Statelessness in Malaysia is like a hole in the hull of a big ship that is letting in water. Those who own the ship should patch the hole, not just pump the water out of the ship. A holistic policy is what we need right now to solve this issue. The ship will be filled with water if you ignore the urgency of patching the leak.
I came across this comment on Facebook: “Why should we pay taxes to fund non-citizens? We are not a charitable organisation. Being a taxpayer, I am not that generous.”
As I am a stateless person who has managed to complete Form Six (by registering myself through the foreigners’ channel), let me enlighten those with the similar mindset: We, the stateless students enrolled in government schools, have to pay RM240 a year to the District Education Office. We cannot use the textbook loan scheme, which means we cannot borrow textbooks. And we do pay taxes, such as GST before and now, SST. We do contribute to the country’s development. We are not scoring any free education here.
Someone even accused stateless students of wasting school resources. I remember someone sarcastically asking me, “Which existed first? You or your parents’ marriage certificate?” Am I not a human being although I was born out of wedlock? Am I not entitled to basic human rights?
I was born here in Malaysia, I have never set foot on another country’s soil. I’ve spent my entire life living a Malaysian life. I could’ve missed many opportunities due to being stateless. I could’ve missed my chance to pursue a tertiary education. I certainly cannot apply for a PTPTN (National Higher Education Fund) loan. Should I be considered a foreigner just to further my studies – this would mean the tuition fees are more expensive – when I have no foreign citizenship?

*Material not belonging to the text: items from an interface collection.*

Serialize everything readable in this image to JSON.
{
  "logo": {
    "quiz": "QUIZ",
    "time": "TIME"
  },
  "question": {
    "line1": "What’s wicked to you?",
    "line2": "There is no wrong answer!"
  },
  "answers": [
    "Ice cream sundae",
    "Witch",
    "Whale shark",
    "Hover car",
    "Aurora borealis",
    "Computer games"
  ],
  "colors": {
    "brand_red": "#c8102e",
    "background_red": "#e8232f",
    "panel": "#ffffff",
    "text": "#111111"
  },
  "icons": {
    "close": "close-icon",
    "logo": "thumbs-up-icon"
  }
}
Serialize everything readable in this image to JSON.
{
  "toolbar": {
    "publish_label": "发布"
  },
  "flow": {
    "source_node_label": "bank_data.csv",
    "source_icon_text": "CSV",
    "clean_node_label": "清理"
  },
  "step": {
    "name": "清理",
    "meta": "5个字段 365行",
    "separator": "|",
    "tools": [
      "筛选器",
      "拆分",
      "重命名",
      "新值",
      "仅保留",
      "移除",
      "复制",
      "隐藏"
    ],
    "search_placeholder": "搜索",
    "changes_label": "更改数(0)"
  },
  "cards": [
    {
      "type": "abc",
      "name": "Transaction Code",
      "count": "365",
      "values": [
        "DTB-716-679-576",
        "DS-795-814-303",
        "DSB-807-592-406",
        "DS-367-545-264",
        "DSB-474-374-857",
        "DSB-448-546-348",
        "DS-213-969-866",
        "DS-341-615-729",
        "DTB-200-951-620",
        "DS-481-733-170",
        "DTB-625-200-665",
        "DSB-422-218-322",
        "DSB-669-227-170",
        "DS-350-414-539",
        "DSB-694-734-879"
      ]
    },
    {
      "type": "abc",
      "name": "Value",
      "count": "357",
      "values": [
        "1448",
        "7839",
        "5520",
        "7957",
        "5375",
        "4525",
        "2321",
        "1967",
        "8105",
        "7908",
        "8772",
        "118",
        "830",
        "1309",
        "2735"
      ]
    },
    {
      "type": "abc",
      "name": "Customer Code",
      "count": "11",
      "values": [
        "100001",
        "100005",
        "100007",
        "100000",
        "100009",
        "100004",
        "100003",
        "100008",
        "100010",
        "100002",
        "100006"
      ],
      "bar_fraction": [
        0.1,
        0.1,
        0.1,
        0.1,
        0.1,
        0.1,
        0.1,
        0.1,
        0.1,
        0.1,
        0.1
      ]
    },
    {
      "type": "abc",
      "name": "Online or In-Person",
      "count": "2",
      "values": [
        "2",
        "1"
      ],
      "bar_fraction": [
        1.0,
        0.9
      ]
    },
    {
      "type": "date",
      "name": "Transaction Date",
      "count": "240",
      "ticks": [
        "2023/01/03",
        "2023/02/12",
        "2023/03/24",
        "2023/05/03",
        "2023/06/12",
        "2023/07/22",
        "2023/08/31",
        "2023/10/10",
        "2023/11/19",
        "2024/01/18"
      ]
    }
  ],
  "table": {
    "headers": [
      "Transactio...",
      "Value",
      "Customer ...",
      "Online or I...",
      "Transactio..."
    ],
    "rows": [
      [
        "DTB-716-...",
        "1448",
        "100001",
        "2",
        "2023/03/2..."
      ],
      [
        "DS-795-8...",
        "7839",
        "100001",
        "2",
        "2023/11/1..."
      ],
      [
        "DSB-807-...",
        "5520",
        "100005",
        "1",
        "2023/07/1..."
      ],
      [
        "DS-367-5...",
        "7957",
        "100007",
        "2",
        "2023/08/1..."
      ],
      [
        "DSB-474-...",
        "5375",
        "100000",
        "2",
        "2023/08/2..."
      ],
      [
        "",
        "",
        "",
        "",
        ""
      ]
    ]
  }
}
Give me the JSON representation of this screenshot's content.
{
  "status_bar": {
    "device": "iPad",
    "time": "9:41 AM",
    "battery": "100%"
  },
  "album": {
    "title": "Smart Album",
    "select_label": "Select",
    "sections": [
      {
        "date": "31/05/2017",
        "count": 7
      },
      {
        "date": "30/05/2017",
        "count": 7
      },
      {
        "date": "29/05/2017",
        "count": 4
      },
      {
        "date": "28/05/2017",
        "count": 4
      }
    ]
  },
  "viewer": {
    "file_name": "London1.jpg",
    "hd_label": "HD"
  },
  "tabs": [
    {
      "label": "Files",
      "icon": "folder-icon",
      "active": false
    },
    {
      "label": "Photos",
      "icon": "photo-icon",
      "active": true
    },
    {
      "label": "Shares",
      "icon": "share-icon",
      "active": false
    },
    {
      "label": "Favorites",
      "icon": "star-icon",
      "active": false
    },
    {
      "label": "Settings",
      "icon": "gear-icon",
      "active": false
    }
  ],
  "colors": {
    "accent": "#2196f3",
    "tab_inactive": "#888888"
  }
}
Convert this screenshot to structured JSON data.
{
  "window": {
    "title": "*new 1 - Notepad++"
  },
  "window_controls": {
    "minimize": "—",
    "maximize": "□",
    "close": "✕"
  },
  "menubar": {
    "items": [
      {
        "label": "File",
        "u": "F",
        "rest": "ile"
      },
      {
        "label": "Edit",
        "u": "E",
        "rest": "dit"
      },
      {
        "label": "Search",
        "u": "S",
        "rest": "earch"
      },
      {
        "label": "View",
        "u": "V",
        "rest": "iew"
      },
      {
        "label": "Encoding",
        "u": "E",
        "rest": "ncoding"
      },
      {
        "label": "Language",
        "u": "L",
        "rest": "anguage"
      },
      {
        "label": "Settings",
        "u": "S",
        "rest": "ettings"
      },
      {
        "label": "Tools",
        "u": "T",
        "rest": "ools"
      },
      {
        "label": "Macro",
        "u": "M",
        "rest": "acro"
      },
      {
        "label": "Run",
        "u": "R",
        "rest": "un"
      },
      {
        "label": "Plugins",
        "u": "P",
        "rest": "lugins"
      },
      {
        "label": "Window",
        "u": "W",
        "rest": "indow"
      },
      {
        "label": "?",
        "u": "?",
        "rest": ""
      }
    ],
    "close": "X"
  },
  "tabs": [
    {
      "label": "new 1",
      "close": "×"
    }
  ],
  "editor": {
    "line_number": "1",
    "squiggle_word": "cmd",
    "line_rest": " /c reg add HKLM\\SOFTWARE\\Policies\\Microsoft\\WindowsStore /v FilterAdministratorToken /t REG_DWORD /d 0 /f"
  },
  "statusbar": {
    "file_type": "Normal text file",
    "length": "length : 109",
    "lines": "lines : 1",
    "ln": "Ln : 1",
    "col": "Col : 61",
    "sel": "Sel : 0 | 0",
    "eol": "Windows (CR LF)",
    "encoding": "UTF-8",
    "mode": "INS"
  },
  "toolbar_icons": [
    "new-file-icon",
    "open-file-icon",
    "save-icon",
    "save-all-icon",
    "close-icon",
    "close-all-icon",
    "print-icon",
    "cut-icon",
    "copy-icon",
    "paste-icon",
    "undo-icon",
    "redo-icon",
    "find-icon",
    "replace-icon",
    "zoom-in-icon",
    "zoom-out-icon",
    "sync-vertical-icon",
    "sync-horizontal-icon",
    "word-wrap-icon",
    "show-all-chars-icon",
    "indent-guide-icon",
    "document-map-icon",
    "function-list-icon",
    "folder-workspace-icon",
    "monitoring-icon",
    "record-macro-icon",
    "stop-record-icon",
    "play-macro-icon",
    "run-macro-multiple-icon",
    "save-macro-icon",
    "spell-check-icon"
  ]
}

I quote these next few lines from the chapter “Education In Limbo: The Plight Of Stateless Children” in the book Principles And Policies: DAP’s Prescription For Malaysia (2018) written by Teo Nie Ching: “If we can give citizenship to foreigners, why can’t we grant citizenship to the children of our own Malaysian citizens, based on humanitarian grounds?”
Also, “The government should immediately simplify the process of granting citizenship to these stateless children, because they are children of Malaysian citizens.”
And, “Every child is precious, including those without citizenship. We have the power to change their destinies.”
I am grateful to all who have helped me so far on my “Journey to Green”. Much thanks to my alma mater (SMJK Ayer Tawar) and its educators who have equipped me with knowledge. Though I have not reached the end of the road, I do appreciate the help.
WONG YEW LEE
Ayer Tawar, Perak